Looking back at her college career, Kellogg appreciates the History Department faculty, whom she credits as being one of the best parts of her Southwestern Experience because students can’t help but become invested in what their professors are teaching. “They don’t force their interests on you,” she comments. “They want you to form your own, but they teach them so well that you get interested.” For example, she especially enjoyed her capstone project, “Forgotten Intelligence from the Forgotten War: Victory Disease, American Intelligence Failures, and the U.S. Government’s False Perception of the Chinese in the Korean War,” which combined her own interests in East Asia with Assistant Professor of History Jethro Hernandez Berrones’s chosen capstone course topic, science and scientific knowledge in U.S. society. She also just admires how caring her history professors were, providing a source of advice and comfort even when nonacademic stresses—such as when Kellogg once lost her wallet—arose. “The professors here really want the best for you and go out of their way to help you,” she says warmly.

Beyond her academic mentors, Kellogg will also miss Ms. Ella, who was “there when I’ve had rough times,” and she values the connections she made with various alumni.

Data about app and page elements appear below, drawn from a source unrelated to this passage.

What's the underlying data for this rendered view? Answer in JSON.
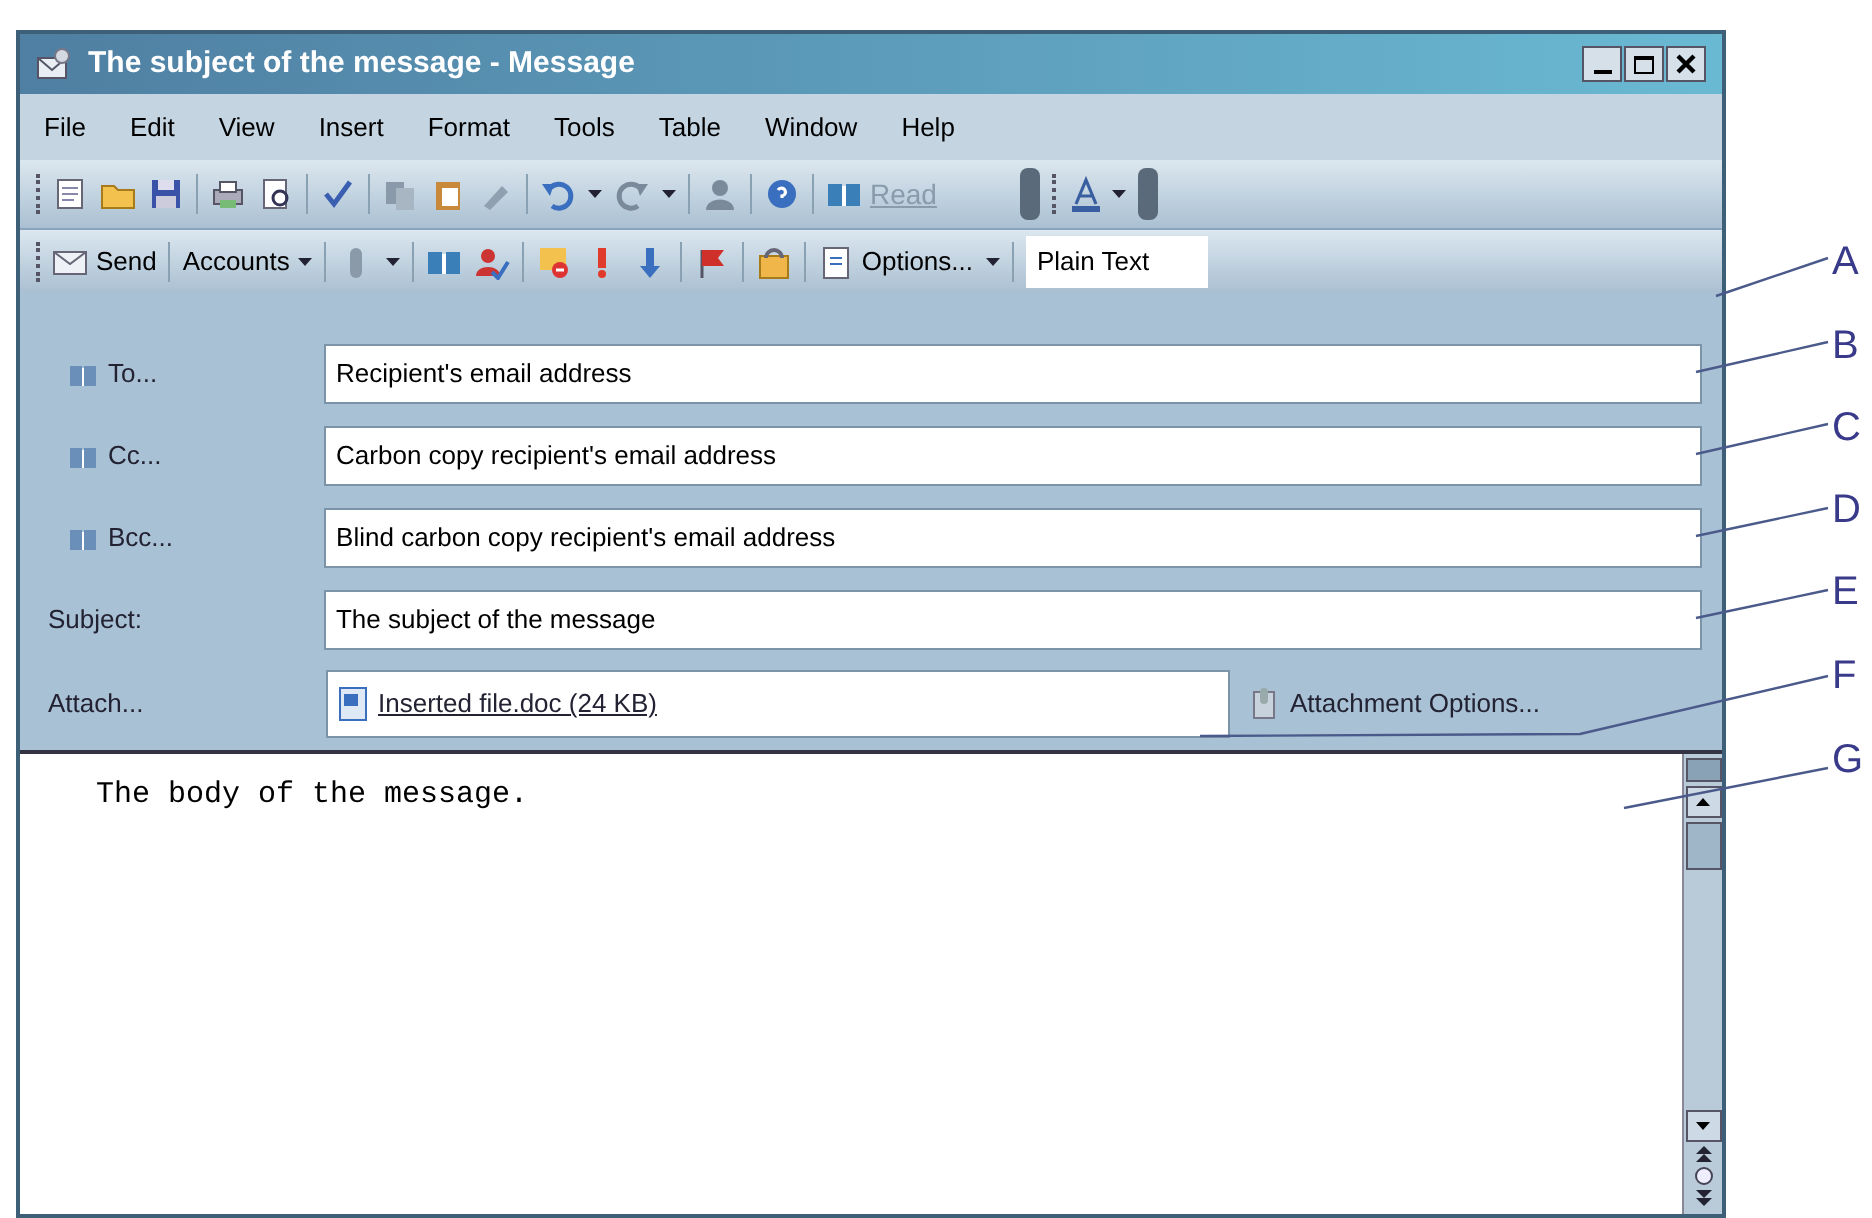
{
  "window": {
    "title": "The subject of the message - Message"
  },
  "menu": [
    "File",
    "Edit",
    "View",
    "Insert",
    "Format",
    "Tools",
    "Table",
    "Window",
    "Help"
  ],
  "standard_toolbar": {
    "read_button": {
      "label": "Read",
      "disabled": true
    }
  },
  "message_toolbar": {
    "send": "Send",
    "accounts": "Accounts",
    "options": "Options...",
    "format": "Plain Text"
  },
  "headers": [
    {
      "kind": "address",
      "label": "To...",
      "value": "Recipient's email address"
    },
    {
      "kind": "address",
      "label": "Cc...",
      "value": "Carbon copy recipient's email address"
    },
    {
      "kind": "address",
      "label": "Bcc...",
      "value": "Blind carbon copy recipient's email address"
    },
    {
      "kind": "text",
      "label": "Subject:",
      "value": "The subject of the message"
    }
  ],
  "attach": {
    "label": "Attach...",
    "file": "Inserted file.doc (24 KB)",
    "options_button": "Attachment Options..."
  },
  "body": {
    "text": "The body of the message."
  },
  "callouts": [
    "A",
    "B",
    "C",
    "D",
    "E",
    "F",
    "G"
  ]
}
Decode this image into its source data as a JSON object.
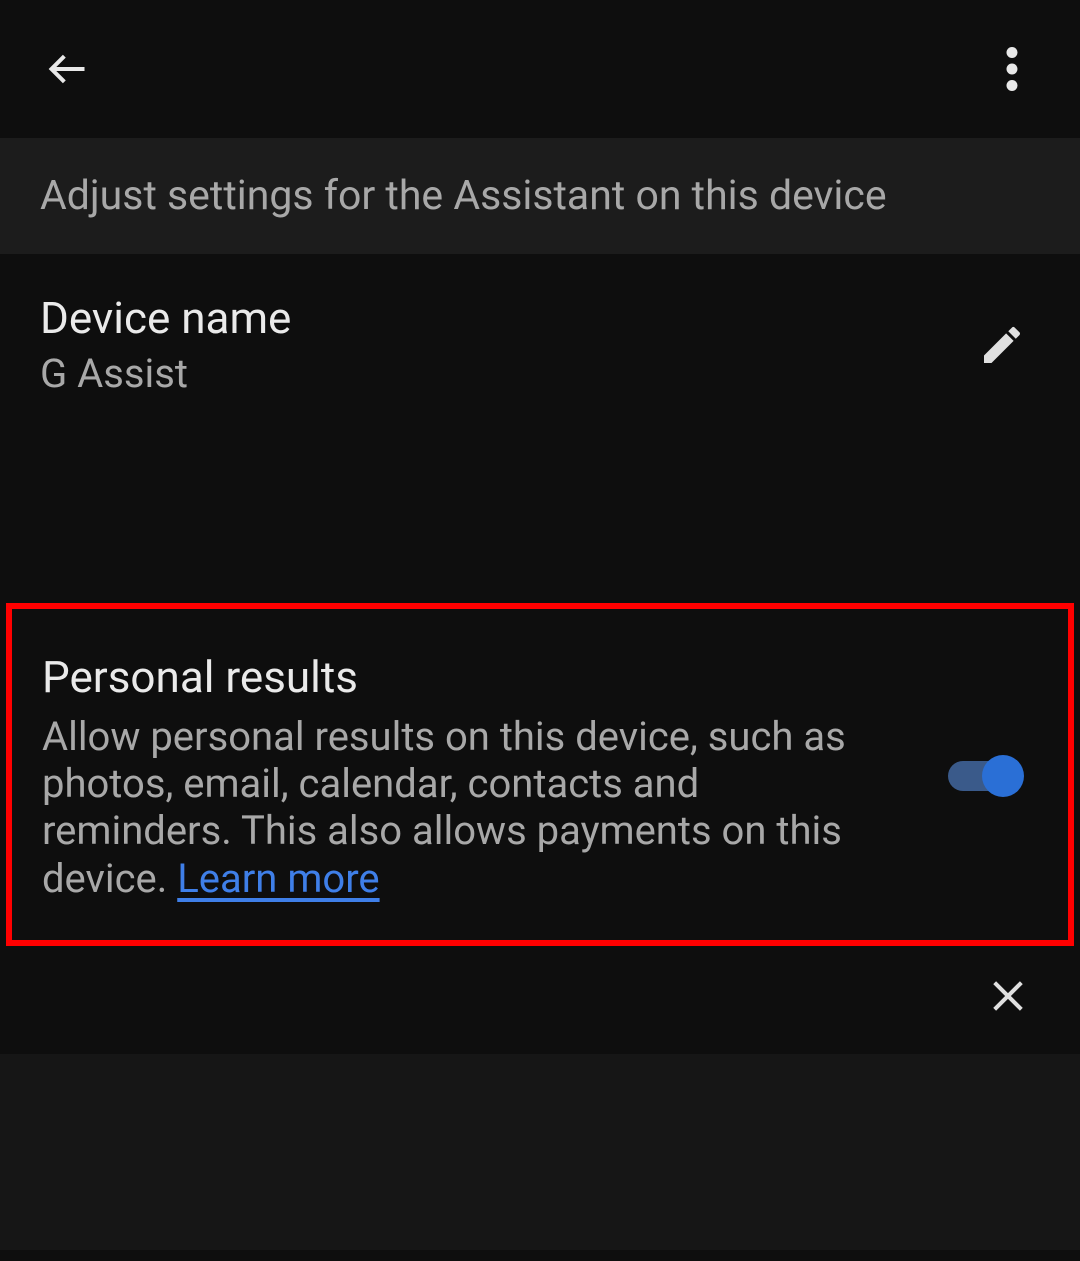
{
  "header": {
    "subtitle": "Adjust settings for the Assistant on this device"
  },
  "device_name": {
    "label": "Device name",
    "value": "G Assist"
  },
  "personal_results": {
    "title": "Personal results",
    "description": "Allow personal results on this device, such as photos, email, calendar, contacts and reminders. This also allows payments on this device. ",
    "learn_more": "Learn more",
    "enabled": true
  },
  "icons": {
    "back": "back-arrow-icon",
    "more": "more-vert-icon",
    "edit": "pencil-icon",
    "close": "close-icon"
  }
}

Besides the people, she also appreciates Southwestern’s wildlife: “The squirrels here are very daring,” she laughs.

In the end, the first-generation college student and now graduate is grateful that she ended up choosing to attend college—and to attend SU specifically—after all. “Southwestern has changed me. I am on a path toward a career in national security, I have embraced my love of foreign languages, and I can confidently answer the ‘What are you going to do with a history degree?’ question. I have seen more and done more in four years than I could have ever imagined doing in a lifetime as a high school senior, and I owe it all to the opportunities afforded to me by my family and by Southwestern University. I don’t think I could have done this well anywhere else, and I think a lot of students say the same thing. This school is unique for a number of reasons, the most important of which are its people and its opportunities. This school is difficult and challenges you in many ways, but it is so worth the investment.”